▶ _WHAT NEEDS TO BE DONE_
Where in the listing does the string "JSON" appear? Copy every line that holds it.

*** PROVIDED DATA Section Begins ***

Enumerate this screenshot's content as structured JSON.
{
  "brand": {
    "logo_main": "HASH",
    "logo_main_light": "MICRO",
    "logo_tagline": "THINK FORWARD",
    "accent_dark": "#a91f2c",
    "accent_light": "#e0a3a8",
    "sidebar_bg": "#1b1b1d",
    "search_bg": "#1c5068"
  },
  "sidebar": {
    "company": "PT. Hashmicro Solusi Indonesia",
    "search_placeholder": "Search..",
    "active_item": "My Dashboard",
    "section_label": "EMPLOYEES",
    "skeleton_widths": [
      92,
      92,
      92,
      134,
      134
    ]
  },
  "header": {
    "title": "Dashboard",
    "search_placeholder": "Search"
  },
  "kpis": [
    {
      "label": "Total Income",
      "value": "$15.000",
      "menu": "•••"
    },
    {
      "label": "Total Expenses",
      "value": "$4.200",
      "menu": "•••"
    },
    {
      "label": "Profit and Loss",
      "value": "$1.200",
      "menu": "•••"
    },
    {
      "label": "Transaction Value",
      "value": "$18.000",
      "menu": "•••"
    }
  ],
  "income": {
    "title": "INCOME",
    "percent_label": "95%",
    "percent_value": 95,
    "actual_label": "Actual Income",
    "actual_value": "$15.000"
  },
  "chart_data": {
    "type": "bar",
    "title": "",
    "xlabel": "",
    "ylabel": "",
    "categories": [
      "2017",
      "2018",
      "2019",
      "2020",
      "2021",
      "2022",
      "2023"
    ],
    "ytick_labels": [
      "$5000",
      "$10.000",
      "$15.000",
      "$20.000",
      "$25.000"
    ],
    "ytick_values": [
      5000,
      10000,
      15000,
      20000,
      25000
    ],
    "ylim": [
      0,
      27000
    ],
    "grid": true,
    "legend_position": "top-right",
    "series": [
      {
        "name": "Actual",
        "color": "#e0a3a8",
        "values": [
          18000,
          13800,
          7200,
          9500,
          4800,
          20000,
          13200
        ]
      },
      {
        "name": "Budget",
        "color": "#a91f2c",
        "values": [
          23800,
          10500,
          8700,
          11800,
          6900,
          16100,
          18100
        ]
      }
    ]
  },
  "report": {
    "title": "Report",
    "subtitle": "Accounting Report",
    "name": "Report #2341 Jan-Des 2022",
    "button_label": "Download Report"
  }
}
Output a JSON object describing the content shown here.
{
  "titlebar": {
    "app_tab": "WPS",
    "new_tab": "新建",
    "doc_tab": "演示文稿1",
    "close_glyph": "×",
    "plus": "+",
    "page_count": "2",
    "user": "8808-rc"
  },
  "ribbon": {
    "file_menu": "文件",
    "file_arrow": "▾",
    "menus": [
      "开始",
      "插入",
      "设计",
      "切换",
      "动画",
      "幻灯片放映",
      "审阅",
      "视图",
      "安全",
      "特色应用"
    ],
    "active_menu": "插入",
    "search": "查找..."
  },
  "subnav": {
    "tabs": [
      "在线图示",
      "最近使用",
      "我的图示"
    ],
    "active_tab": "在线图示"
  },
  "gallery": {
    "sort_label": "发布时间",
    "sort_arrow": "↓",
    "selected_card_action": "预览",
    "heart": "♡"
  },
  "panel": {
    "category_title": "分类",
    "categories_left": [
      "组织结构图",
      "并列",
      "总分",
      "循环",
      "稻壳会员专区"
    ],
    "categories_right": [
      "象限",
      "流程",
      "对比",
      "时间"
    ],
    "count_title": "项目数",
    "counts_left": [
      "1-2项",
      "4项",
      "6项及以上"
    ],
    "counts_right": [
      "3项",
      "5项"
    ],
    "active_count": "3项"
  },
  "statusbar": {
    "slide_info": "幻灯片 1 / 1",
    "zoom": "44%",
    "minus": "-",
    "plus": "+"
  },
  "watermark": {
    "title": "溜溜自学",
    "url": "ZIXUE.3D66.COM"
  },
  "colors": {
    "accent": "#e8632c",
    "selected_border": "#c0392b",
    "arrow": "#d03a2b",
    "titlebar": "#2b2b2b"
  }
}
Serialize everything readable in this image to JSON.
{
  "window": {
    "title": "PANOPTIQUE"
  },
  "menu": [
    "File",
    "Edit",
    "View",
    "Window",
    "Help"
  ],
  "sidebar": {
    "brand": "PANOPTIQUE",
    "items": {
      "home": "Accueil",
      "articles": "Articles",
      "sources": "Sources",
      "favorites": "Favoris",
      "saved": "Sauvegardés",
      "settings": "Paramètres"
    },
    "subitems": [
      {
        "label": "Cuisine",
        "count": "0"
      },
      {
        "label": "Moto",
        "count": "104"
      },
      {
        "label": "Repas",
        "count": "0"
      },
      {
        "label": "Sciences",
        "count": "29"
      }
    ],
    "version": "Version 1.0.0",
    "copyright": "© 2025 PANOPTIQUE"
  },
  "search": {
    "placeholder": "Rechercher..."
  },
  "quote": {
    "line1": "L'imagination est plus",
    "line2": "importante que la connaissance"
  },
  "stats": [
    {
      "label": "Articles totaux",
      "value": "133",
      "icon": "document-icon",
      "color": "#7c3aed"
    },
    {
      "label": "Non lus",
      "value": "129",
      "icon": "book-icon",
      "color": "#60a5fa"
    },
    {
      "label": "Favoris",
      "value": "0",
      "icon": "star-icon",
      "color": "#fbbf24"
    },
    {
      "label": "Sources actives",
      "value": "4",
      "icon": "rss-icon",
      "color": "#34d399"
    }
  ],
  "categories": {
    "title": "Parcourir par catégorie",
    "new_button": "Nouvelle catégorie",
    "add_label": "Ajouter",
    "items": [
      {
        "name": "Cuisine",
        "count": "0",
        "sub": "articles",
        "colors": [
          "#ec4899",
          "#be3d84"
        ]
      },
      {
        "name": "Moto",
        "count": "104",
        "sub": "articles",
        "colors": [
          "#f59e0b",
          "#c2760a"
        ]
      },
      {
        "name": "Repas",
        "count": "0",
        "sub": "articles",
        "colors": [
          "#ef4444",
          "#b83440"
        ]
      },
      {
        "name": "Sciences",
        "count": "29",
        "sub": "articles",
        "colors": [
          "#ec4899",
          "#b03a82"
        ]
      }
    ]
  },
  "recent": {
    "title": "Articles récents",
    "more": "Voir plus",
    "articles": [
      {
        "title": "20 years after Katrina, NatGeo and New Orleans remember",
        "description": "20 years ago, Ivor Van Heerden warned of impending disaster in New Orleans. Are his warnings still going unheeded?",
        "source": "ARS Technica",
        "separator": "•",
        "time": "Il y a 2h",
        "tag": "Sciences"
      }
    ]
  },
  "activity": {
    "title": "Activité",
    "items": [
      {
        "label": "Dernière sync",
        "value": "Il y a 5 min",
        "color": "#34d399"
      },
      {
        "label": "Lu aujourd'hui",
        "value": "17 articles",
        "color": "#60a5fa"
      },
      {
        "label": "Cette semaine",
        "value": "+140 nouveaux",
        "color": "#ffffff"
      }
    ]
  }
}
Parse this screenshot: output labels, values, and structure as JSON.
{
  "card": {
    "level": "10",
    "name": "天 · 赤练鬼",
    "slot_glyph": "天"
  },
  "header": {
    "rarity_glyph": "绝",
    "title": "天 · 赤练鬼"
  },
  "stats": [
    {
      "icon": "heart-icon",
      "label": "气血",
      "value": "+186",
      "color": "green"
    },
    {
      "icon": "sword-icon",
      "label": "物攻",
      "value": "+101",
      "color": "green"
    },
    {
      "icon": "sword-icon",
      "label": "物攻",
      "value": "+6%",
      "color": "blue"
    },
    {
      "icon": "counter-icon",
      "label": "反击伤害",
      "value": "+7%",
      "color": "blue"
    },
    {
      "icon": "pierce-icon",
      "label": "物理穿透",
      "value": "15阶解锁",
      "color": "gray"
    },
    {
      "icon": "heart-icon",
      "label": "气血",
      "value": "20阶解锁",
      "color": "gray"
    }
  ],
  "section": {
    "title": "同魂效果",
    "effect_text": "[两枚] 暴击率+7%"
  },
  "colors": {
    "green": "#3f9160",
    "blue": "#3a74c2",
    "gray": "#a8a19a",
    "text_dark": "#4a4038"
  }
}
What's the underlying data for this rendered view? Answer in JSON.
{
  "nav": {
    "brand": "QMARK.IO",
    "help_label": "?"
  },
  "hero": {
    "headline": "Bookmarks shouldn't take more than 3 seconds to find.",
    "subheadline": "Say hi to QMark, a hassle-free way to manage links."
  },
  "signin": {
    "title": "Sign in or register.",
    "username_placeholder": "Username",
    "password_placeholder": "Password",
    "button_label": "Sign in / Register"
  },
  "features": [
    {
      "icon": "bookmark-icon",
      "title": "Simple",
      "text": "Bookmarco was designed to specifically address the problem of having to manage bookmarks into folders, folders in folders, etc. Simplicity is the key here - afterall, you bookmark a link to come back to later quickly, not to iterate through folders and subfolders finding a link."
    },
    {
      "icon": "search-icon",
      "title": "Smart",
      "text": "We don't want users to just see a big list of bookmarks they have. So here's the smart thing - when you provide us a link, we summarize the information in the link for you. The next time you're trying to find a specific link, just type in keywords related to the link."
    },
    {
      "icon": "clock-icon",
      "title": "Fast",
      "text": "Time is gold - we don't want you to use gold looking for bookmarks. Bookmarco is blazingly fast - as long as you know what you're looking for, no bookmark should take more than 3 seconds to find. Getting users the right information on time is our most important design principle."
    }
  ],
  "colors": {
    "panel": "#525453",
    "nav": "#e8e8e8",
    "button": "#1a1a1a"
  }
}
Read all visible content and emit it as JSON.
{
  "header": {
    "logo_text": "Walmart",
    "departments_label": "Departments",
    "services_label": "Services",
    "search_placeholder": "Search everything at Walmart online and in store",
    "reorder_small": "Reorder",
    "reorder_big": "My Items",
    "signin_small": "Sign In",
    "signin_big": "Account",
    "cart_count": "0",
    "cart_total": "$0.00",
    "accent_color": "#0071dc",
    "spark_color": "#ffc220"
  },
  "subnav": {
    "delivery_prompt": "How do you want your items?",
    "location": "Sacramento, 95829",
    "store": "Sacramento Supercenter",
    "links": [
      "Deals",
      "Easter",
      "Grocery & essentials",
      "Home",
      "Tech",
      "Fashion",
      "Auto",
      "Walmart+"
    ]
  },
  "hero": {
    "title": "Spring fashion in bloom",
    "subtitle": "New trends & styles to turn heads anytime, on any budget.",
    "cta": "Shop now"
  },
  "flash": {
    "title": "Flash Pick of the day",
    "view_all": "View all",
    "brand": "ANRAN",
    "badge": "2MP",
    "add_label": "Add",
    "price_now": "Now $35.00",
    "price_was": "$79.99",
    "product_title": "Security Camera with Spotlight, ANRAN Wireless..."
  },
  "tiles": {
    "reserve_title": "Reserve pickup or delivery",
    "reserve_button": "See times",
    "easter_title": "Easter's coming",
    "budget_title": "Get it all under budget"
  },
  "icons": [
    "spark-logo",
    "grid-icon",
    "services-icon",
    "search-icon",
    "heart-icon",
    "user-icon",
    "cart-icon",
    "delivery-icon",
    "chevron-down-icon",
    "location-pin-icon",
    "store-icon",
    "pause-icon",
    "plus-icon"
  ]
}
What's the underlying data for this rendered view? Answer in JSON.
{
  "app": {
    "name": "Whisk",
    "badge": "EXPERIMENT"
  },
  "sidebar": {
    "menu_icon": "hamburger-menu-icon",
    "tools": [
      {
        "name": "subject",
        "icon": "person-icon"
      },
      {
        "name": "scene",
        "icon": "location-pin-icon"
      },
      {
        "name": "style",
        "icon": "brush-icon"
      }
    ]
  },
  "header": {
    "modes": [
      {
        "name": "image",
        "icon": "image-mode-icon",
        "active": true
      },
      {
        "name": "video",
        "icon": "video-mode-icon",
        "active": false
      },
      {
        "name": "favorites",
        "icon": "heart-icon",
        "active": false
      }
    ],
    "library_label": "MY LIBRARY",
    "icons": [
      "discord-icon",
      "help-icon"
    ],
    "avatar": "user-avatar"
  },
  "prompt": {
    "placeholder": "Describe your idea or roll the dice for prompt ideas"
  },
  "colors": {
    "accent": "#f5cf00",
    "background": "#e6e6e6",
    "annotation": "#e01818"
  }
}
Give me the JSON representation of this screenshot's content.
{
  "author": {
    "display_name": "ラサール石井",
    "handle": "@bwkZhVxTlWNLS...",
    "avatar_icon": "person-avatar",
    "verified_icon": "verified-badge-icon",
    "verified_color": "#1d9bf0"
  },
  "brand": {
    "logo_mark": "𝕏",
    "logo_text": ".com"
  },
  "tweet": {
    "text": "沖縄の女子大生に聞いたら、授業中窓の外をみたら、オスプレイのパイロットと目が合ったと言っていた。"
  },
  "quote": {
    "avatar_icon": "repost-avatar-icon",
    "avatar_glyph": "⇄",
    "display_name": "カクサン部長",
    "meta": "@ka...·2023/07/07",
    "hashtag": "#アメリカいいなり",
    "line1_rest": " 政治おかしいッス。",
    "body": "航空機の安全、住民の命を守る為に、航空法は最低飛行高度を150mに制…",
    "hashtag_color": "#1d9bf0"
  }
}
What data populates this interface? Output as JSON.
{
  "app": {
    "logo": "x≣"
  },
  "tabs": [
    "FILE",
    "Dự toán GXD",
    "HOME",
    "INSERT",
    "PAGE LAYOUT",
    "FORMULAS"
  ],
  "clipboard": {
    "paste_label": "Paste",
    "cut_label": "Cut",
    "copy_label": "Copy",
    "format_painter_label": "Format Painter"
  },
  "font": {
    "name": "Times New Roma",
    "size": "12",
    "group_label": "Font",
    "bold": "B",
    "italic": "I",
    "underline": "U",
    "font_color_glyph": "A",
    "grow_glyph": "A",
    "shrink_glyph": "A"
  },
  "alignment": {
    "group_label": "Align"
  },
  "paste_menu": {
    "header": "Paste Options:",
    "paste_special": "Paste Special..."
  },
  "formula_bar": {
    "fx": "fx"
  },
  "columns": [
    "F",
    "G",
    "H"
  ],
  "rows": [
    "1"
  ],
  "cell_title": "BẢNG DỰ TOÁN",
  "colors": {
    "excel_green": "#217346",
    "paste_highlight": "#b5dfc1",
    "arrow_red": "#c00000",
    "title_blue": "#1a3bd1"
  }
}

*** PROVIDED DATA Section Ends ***

▶ _RESPONSE TO THE EXERCISE_
Enumerate this screenshot's content as structured JSON.
Output a JSON object describing the content shown here.
Serialize everything readable in this image to JSON.
Parse this screenshot: output labels, values, and structure as JSON.
What's the underlying data for this rendered view? Answer in JSON.
Read all visible content and emit it as JSON.
What's the underlying data for this rendered view? Answer in JSON.
Give me the JSON representation of this screenshot's content.
What data populates this interface? Output as JSON.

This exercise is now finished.